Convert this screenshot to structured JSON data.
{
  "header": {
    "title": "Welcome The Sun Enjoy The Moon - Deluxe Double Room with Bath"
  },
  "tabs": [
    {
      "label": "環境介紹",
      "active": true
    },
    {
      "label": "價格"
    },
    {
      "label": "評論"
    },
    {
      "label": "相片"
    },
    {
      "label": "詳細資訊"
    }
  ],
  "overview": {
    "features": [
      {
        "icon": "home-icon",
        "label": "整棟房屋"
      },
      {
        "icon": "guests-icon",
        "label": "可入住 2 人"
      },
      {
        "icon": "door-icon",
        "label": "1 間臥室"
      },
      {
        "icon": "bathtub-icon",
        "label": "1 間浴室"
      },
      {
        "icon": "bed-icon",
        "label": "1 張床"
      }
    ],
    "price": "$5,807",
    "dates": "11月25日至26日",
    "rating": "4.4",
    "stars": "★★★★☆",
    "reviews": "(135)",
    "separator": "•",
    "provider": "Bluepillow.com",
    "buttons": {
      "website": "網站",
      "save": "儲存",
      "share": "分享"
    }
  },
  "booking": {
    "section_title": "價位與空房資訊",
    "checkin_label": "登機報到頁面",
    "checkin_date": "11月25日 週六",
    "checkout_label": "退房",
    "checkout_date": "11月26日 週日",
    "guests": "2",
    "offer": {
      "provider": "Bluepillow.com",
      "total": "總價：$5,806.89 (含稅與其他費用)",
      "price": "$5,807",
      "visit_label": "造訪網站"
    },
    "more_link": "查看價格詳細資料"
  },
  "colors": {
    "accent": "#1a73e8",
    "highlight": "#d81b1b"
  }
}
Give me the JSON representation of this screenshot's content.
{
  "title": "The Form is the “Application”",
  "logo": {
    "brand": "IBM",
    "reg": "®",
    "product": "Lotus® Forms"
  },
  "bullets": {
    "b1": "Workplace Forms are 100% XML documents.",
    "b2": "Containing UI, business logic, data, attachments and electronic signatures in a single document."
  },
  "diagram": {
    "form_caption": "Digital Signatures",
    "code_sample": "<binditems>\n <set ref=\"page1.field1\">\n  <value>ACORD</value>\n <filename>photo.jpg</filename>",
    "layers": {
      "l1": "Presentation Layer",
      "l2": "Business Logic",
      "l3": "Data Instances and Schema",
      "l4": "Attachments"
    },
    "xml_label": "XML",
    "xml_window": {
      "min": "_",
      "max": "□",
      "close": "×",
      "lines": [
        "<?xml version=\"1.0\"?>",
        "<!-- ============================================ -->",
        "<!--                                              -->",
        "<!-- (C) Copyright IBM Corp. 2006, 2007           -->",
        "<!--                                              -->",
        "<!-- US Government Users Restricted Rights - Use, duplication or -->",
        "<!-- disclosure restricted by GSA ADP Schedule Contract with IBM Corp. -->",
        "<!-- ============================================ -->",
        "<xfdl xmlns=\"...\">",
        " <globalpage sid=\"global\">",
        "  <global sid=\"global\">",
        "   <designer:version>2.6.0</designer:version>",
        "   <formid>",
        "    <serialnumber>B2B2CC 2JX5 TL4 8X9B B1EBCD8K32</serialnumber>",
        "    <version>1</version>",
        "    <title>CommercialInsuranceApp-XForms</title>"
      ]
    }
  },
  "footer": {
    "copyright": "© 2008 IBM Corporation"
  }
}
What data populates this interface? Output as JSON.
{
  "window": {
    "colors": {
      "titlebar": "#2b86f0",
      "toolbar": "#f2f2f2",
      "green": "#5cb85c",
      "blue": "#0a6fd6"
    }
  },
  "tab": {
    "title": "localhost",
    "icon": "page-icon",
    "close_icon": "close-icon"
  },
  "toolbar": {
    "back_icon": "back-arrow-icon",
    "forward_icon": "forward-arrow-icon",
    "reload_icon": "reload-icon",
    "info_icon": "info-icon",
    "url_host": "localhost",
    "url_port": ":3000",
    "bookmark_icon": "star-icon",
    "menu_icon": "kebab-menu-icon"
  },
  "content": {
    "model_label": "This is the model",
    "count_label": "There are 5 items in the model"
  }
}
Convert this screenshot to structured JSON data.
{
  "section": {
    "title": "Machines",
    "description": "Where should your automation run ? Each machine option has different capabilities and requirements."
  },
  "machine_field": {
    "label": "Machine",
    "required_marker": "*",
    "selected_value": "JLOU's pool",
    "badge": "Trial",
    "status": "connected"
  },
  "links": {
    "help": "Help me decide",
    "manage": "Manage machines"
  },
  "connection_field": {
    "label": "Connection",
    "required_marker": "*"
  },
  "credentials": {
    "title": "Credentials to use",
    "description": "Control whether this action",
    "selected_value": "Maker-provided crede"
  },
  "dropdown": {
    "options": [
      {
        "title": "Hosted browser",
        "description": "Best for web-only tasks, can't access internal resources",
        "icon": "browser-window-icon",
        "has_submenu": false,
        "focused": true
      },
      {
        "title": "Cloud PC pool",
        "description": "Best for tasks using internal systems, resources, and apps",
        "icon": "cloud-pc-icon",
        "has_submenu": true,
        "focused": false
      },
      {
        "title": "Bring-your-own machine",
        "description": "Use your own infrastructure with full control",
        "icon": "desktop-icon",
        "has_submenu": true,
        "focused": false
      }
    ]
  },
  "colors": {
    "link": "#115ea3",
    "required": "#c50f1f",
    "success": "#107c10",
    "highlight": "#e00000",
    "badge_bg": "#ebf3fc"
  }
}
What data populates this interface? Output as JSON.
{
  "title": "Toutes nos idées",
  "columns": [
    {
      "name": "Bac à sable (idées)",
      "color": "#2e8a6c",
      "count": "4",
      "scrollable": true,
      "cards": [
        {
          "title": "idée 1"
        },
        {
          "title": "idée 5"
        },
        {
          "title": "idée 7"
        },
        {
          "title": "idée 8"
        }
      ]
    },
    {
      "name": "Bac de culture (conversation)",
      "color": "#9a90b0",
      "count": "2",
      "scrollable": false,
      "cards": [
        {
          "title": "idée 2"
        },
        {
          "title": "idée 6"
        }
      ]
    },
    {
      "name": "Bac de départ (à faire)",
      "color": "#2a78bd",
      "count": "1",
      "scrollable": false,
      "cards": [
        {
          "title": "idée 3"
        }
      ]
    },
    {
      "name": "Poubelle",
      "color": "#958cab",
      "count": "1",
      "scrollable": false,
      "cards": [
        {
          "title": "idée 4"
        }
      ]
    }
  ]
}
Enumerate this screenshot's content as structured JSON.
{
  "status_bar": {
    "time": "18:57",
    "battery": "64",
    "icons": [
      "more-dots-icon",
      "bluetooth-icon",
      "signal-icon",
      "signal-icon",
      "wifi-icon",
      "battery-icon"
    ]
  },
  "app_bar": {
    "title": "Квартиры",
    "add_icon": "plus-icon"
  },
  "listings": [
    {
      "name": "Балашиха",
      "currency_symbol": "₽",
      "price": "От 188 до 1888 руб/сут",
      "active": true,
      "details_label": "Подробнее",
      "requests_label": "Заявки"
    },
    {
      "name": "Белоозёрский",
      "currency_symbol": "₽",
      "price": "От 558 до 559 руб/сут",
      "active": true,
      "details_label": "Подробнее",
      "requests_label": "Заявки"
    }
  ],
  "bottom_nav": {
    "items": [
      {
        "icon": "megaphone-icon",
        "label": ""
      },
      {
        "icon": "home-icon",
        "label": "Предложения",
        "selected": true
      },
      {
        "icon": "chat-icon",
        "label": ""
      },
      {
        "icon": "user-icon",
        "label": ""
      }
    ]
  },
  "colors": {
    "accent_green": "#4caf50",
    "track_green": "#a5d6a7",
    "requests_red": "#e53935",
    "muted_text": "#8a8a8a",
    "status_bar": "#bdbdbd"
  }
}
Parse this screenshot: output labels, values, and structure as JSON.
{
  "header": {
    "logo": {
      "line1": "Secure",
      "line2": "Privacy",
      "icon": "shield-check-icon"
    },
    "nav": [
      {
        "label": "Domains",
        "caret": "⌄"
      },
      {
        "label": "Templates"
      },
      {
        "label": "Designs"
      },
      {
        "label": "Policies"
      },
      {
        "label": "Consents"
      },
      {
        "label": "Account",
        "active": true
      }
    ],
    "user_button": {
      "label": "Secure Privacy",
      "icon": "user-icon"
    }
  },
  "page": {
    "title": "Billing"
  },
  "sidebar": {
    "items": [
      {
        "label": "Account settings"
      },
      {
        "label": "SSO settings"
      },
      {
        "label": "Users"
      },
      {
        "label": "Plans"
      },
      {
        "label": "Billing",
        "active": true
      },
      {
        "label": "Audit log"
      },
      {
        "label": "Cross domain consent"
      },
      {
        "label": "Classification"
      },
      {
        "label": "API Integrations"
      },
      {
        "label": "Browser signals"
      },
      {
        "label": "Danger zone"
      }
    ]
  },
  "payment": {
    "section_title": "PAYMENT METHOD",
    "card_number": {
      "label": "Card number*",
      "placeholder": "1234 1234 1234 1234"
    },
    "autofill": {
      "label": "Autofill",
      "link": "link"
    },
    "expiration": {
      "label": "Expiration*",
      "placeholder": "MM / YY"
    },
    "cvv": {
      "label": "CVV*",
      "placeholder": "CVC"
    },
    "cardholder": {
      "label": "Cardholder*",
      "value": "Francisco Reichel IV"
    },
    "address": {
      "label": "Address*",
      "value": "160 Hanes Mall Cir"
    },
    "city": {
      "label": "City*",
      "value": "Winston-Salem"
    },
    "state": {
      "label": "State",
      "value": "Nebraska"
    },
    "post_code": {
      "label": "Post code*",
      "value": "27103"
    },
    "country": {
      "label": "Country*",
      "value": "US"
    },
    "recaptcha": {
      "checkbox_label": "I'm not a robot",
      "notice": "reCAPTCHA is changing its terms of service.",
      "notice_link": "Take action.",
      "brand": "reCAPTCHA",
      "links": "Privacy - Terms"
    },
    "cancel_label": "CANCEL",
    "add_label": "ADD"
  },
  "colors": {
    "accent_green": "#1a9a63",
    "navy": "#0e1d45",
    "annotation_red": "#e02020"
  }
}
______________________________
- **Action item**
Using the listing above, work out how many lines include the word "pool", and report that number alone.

- **Response area**
2